I've Got You Under My Skin (written by Cole Porter, performed by Frank Sinatra). Sinatra's voice and delivery were made for this song. It swings; the very definition of 'hip'. Simultaneously fearless and vulnerable, soft and strong. Gives me goosebumps on top of my skin every time.

Let it Be (written by Lennon and McCartney and performed by the Beatles). Practically a prayer.

Born to Run (written by Bruce Springsteen, performed by Bruce Springsteen and the E Street Band). Anthemic, booming, operatic, raw, romantic, gritty and triumphant. A paean to youth, young love and American idealism. This album was the reason I stopped 'studying my pain' (Thunder Road), in fact, stopped studying altogether.

This Guy's in Love With You (written by Burt Bacharach and Hal David, performed by Herb Alpert). An example of a song and performance that are so understated and spare, they soar. I will not argue that Herb Alpert can't sing worth shit, and yet every note is somehow spot on.

Close to You (written by Burt Bacharach and Hal David, performed by the Carpenters). Karen Carpenter's singing is positively ethereal.

Hallelujah (written and performed by Leonard Cohen). Leonard Cohen makes Herb Alpert look like Pavarotti. He is Karen Carpenter's exact singing opposite, the fallen angel to her angel, which is why his rendering of this simple song qua poem works so exquisitely. 
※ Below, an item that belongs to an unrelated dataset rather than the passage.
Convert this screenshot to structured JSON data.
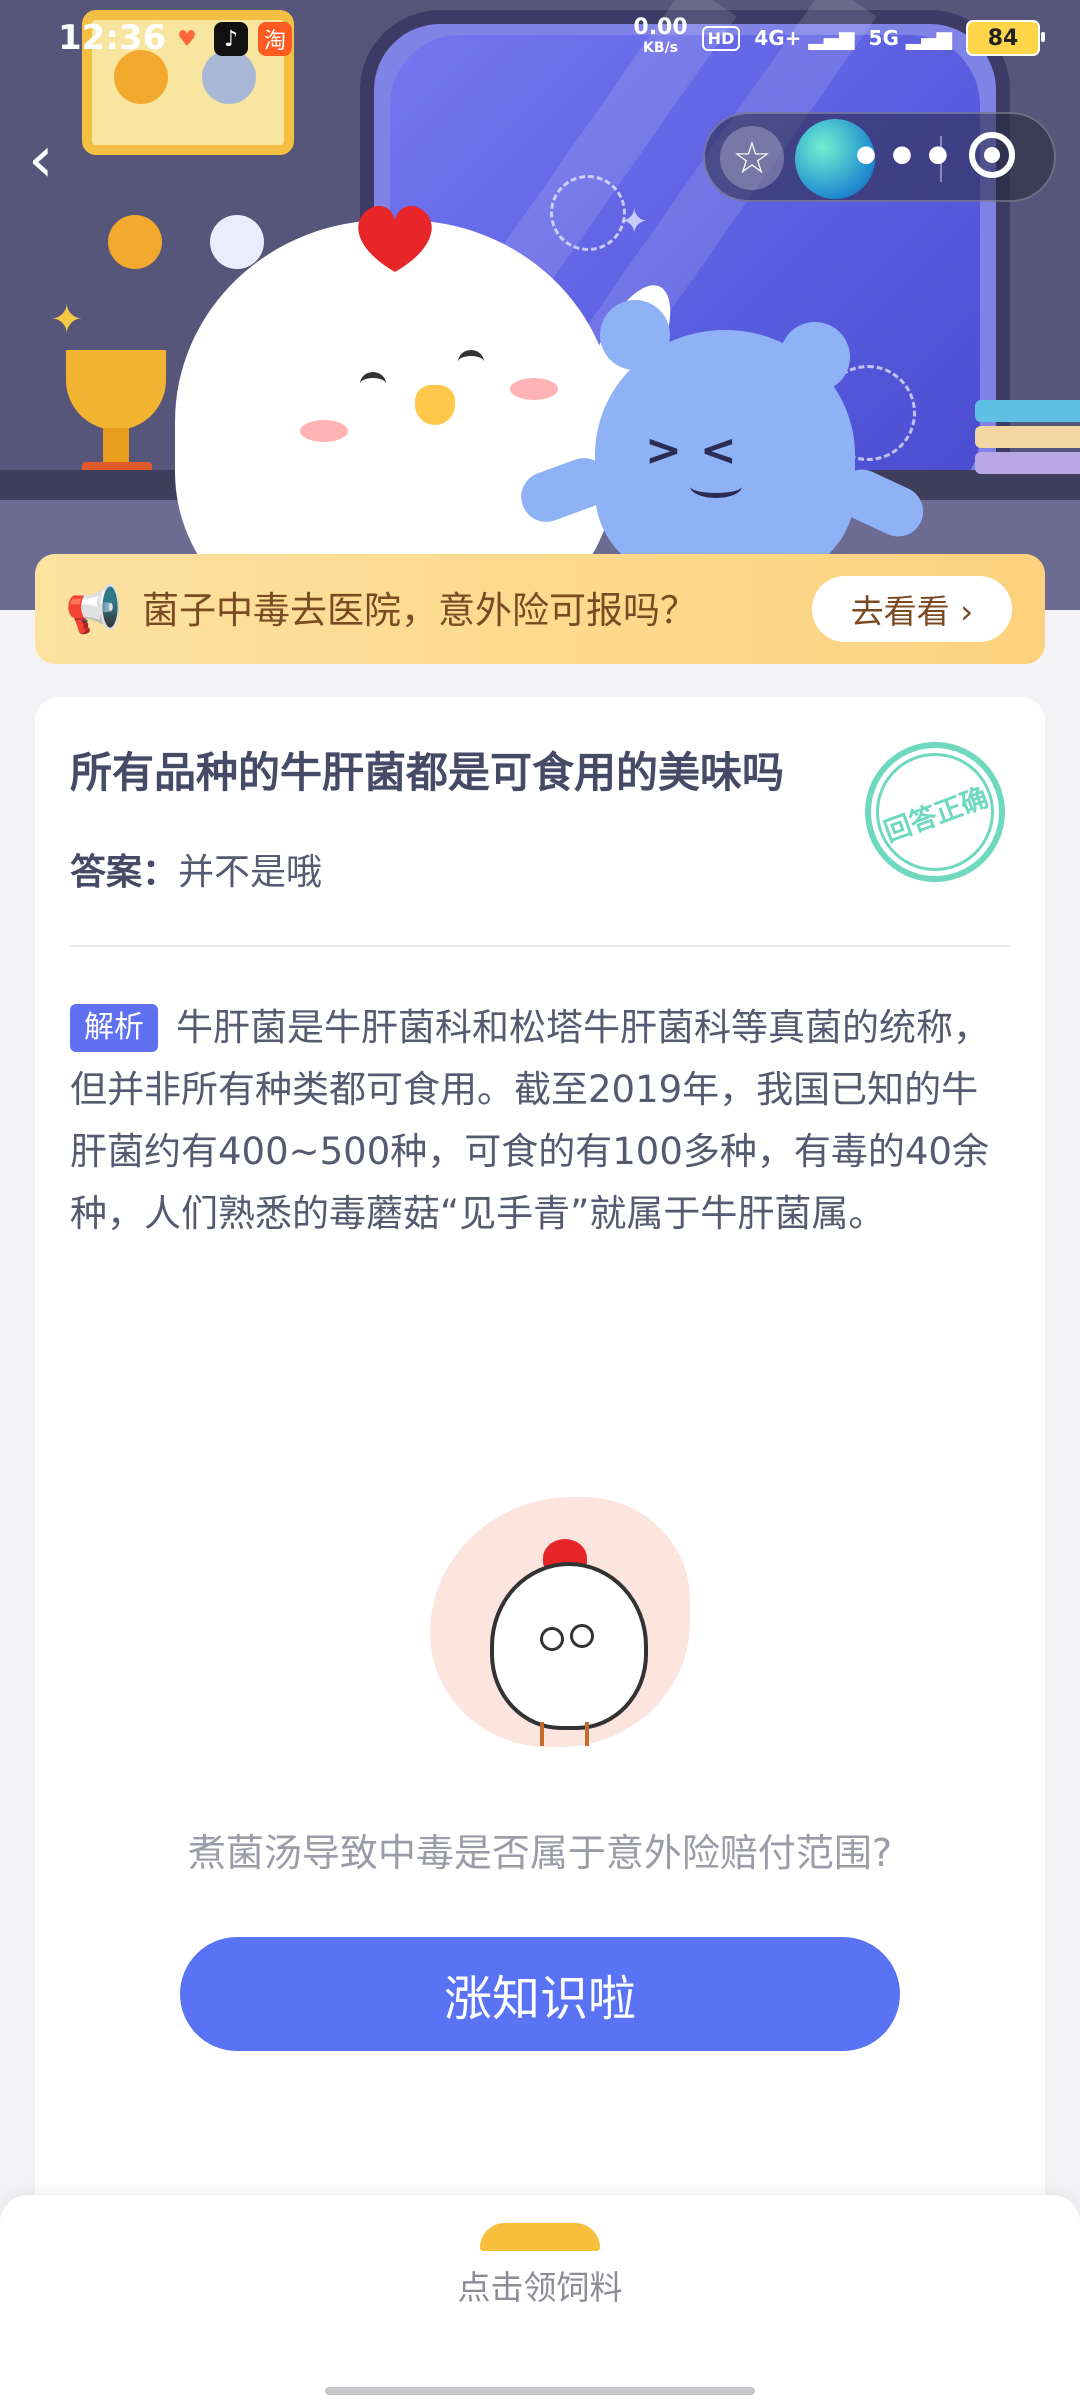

Fire and Rain (written and performed by James Taylor). The song that every songwriter wished he could have written and every guitar player wants to be able to play and sing like James Taylor. 

Bridge Over Troubled Water (written by Paul Simon and performed by Simon and Garfunkel). The greatest song ever written about hope and self-sacrifice. 

Monday, May 5, 2014

Salesmanship: Three Stories - FREE

My story collection Salesmanship is now available for FREE for your Kindle e-reader at or for your Kobo at Goodreads

Wondering what it takes to get into heaven these days? B. Glen Rotchin takes us on one human’s whimsical encounter with his maker. In another story a cynical aging textile salesman's attempt to humor a Lubavitch boy unexpectedly brings him closer to personal truth. In the last story a fateful basketball game brings together two Jewish boys from opposite sides of a cultural divide. The author of two novels, The Rent Collector and Halbman Steals Home, the dark humour and layered meaning that characterize Rotchin's work are on fine display in these three poignant tales.

Here's what one astute reviewer wrote about the title story: 

".. it is a brilliantly told story about a rapidly aging man trying to determine what his life, or life in general, has amounted to. And as the title aptly implies, Salesmanship, after years of having said “no” to the Lubavitcher boys and to faith, he finally says “yes.”